  • Copyright © 2010 Wolters Kluwer Health | Lippincott Williams & Wilkins • Monitoring and managing patient needs (cont’d): – Risk for injury: •Telithromycin: Causes difficulty in focusing, and accommodating light •Caution: Patients- potential for accidents, injury when driving, operating machinery, or engaging in other hazardous activities Nursing Process: Implementation
  • Copyright © 2010 Wolters Kluwer Health | Lippincott Williams & Wilkins • Monitoring and managing patient needs (cont’d): – Diarrhea: Superinfection •Inspect stools: For blood or mucus •Encourage: Drinking fluids •Maintain: Accurate intake, output record •Observe: Signs, symptoms- bacterial or fungal superinfection Nursing Process: Implementation

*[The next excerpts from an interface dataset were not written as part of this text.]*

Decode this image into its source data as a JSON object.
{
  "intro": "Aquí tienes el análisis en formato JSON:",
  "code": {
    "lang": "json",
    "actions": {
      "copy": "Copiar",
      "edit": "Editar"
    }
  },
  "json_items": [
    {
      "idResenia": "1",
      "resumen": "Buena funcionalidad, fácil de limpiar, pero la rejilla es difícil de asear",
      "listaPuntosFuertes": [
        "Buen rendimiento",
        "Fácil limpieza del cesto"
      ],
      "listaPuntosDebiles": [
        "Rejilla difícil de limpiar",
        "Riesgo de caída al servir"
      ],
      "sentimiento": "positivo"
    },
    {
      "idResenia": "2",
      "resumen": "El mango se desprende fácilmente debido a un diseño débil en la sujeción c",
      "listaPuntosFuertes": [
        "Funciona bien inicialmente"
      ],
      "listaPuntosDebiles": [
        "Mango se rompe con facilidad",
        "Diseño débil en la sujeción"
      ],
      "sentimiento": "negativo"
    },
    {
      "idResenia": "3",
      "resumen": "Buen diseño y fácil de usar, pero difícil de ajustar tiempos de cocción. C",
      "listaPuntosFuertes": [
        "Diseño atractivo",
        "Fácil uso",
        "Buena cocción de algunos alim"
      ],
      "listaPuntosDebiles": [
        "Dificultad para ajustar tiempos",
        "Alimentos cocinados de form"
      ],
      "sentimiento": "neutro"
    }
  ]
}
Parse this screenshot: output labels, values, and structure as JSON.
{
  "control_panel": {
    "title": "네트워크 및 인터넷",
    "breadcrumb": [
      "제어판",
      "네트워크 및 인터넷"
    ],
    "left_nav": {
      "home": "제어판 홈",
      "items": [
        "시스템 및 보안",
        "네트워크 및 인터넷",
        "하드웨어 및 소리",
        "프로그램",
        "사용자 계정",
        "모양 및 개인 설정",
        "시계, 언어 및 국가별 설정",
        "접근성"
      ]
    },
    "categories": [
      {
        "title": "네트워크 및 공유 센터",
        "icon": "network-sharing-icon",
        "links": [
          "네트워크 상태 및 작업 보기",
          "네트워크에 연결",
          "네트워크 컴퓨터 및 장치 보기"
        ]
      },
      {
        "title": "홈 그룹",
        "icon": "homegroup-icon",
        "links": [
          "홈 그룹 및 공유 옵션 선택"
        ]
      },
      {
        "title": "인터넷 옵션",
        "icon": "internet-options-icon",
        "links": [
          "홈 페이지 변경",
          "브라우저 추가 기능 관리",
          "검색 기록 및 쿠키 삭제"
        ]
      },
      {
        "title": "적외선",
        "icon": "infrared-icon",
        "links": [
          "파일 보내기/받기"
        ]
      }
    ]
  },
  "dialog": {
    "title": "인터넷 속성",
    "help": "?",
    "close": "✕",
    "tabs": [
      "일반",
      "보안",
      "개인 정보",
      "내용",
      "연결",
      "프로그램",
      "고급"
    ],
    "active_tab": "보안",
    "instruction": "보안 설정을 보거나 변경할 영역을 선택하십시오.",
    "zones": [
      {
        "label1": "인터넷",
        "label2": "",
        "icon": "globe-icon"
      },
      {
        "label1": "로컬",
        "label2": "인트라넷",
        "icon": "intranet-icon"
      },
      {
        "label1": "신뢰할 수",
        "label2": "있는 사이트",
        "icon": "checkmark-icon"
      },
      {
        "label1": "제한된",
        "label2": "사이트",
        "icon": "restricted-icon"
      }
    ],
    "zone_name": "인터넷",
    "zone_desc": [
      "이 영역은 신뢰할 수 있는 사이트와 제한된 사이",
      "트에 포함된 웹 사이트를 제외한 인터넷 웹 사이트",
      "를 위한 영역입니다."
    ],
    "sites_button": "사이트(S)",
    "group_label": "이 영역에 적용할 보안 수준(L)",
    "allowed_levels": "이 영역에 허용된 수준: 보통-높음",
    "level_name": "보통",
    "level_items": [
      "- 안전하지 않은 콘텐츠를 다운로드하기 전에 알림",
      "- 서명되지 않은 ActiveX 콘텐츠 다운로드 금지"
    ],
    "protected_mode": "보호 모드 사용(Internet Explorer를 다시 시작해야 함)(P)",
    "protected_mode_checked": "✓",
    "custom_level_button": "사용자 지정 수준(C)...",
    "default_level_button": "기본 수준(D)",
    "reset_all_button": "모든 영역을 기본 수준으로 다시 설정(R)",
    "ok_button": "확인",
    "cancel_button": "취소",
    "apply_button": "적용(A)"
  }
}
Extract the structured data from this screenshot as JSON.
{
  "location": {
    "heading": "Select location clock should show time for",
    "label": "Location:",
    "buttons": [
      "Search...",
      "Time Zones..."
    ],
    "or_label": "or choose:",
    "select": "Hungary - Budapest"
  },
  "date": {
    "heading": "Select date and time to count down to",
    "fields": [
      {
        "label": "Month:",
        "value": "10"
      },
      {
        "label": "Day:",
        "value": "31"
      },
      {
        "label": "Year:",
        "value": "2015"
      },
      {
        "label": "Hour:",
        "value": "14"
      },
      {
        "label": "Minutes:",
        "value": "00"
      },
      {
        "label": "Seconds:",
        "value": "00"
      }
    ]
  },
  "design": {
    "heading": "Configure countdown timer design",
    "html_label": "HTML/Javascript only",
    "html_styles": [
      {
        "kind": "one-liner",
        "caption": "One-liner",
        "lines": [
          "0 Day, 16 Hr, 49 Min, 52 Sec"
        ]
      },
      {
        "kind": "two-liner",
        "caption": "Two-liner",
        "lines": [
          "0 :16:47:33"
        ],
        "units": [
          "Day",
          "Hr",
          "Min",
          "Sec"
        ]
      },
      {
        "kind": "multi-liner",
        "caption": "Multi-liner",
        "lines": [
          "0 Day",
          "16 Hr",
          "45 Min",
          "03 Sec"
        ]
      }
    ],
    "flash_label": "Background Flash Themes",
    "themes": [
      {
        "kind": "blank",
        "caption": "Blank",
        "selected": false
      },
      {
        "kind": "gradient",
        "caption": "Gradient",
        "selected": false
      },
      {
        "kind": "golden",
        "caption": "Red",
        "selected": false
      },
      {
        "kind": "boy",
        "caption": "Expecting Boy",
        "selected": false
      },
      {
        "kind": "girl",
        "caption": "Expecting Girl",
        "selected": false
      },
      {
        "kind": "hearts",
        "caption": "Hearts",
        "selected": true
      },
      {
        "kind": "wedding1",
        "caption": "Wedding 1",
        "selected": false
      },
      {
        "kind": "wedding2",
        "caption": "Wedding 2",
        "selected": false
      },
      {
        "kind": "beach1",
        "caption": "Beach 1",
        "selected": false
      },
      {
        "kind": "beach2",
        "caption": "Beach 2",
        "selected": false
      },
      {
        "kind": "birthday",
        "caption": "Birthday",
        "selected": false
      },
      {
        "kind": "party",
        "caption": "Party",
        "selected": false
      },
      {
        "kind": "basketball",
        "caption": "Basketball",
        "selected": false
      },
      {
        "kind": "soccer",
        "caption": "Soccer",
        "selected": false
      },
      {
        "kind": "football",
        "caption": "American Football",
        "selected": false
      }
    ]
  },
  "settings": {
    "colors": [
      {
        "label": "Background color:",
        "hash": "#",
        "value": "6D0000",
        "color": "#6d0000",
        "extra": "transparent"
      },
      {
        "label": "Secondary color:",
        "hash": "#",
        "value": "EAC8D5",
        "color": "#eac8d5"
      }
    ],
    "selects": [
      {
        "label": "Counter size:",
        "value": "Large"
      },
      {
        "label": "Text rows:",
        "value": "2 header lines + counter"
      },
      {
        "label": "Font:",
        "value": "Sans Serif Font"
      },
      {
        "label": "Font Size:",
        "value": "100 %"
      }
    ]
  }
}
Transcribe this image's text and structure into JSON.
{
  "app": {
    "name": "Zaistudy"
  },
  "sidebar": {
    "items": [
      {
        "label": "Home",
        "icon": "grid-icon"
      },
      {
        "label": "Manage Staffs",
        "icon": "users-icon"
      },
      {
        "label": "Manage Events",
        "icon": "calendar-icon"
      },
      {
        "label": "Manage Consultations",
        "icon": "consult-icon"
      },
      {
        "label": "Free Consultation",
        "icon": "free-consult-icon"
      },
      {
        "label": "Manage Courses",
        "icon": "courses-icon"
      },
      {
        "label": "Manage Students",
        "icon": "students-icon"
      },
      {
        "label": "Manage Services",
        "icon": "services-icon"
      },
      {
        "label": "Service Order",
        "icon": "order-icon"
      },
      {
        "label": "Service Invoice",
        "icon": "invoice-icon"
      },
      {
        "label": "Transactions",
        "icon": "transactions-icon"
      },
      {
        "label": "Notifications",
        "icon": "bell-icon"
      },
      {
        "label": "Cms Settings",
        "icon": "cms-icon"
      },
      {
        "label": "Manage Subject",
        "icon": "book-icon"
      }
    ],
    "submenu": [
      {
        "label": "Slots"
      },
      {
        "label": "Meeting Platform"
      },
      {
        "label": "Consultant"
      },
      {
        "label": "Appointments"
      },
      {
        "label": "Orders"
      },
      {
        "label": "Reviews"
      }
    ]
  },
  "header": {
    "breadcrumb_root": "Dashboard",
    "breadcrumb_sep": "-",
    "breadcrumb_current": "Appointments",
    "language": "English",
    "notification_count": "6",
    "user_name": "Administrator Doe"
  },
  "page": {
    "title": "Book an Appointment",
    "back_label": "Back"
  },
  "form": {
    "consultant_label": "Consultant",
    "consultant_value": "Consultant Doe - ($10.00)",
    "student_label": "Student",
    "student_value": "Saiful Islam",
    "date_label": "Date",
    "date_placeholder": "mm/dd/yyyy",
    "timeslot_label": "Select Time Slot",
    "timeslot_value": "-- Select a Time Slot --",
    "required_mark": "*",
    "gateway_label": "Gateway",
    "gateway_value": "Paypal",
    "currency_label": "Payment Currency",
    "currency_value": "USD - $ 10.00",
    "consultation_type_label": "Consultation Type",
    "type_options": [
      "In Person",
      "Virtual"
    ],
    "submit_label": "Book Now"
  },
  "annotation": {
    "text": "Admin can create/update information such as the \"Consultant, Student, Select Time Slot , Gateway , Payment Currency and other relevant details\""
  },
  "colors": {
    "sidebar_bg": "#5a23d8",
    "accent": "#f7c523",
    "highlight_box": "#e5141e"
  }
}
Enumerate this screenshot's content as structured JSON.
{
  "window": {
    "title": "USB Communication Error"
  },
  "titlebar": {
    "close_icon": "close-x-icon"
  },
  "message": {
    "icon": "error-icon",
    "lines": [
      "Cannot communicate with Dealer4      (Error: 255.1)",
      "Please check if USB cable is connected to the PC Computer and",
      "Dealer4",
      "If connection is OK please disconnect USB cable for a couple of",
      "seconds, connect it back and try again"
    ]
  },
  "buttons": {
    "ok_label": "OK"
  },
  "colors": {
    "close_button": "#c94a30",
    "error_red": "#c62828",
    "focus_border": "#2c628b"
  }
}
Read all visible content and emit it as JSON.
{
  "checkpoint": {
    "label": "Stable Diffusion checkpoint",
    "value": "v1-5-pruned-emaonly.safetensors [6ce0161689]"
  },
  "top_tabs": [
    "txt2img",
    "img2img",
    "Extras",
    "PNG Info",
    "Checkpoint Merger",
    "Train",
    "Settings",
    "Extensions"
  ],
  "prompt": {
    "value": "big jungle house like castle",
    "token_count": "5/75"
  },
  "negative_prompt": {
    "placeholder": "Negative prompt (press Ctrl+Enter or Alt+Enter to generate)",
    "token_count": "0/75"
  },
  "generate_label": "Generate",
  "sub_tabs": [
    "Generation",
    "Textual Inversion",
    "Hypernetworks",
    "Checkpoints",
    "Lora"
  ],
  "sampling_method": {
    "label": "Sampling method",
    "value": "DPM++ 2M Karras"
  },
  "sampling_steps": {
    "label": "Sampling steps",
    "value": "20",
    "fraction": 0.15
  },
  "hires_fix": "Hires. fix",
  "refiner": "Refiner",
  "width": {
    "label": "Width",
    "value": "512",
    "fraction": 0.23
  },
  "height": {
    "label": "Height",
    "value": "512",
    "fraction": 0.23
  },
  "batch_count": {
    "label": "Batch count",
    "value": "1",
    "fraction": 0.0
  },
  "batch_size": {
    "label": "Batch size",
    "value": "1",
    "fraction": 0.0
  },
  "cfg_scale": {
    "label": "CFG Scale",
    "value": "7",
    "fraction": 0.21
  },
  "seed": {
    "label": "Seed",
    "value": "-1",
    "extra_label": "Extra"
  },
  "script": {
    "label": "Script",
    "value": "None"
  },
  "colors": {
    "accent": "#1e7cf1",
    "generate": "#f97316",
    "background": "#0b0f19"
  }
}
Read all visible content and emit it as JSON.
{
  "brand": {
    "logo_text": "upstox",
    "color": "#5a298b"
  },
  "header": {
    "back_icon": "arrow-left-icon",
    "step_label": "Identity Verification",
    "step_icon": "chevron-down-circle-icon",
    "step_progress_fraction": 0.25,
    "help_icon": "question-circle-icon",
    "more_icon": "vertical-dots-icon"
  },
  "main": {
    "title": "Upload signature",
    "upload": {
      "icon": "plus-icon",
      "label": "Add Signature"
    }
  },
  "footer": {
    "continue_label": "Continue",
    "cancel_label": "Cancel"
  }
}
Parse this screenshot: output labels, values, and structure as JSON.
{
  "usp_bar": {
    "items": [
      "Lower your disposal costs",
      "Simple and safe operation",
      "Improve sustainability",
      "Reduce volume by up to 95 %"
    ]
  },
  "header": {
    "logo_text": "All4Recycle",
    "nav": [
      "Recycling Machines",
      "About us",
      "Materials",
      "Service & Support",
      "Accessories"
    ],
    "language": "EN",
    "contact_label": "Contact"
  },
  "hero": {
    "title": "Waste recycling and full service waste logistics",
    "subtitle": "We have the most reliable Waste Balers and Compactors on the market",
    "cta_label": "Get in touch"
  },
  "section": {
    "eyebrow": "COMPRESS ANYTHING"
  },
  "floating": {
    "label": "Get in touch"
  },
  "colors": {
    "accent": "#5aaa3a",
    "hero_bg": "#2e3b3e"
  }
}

  • Copyright © 2010 Wolters Kluwer Health | Lippincott Williams & Wilkins • Educating the patient and family: – Advise to take drug at prescribed time intervals and to not increase or omit dosage unless advised – Explain the importance of completing he entire course of treatment – Advise taking dose with full glass of water – Explain necessity of notifying primary healthcare provider if symptoms worsen Nursing Process: Implementation
  • Copyright © 2010 Wolters Kluwer Health | Lippincott Williams & Wilkins • Educating the patient and family (cont’d): – Advise to avoid alcoholic beverages during therapy – If tetracycline is prescribed: Advise to avoid exposure to the sun, tanning lamp or bed; completely cover arms and legs, and wear wide-brimmed hat to protect face and neck; sunscreen: May or may not be effective; consult primary health care provider Nursing Process: Implementation
  • Copyright © 2010 Wolters Kluwer Health | Lippincott Williams & Wilkins • The therapeutic effect is achieved; infection is controlled; normal vision unaffected; no diarrhea • Adverse reactions: Identified, reported, and managed • Patient and family demonstrate understanding of drug regimen • Patient verbalizes the importance of complying with prescribed therapeutic regimen Nursing Process: Evaluation
  • Copyright © 2010 Wolters Kluwer Health | Lippincott Williams & Wilkins End of Presentation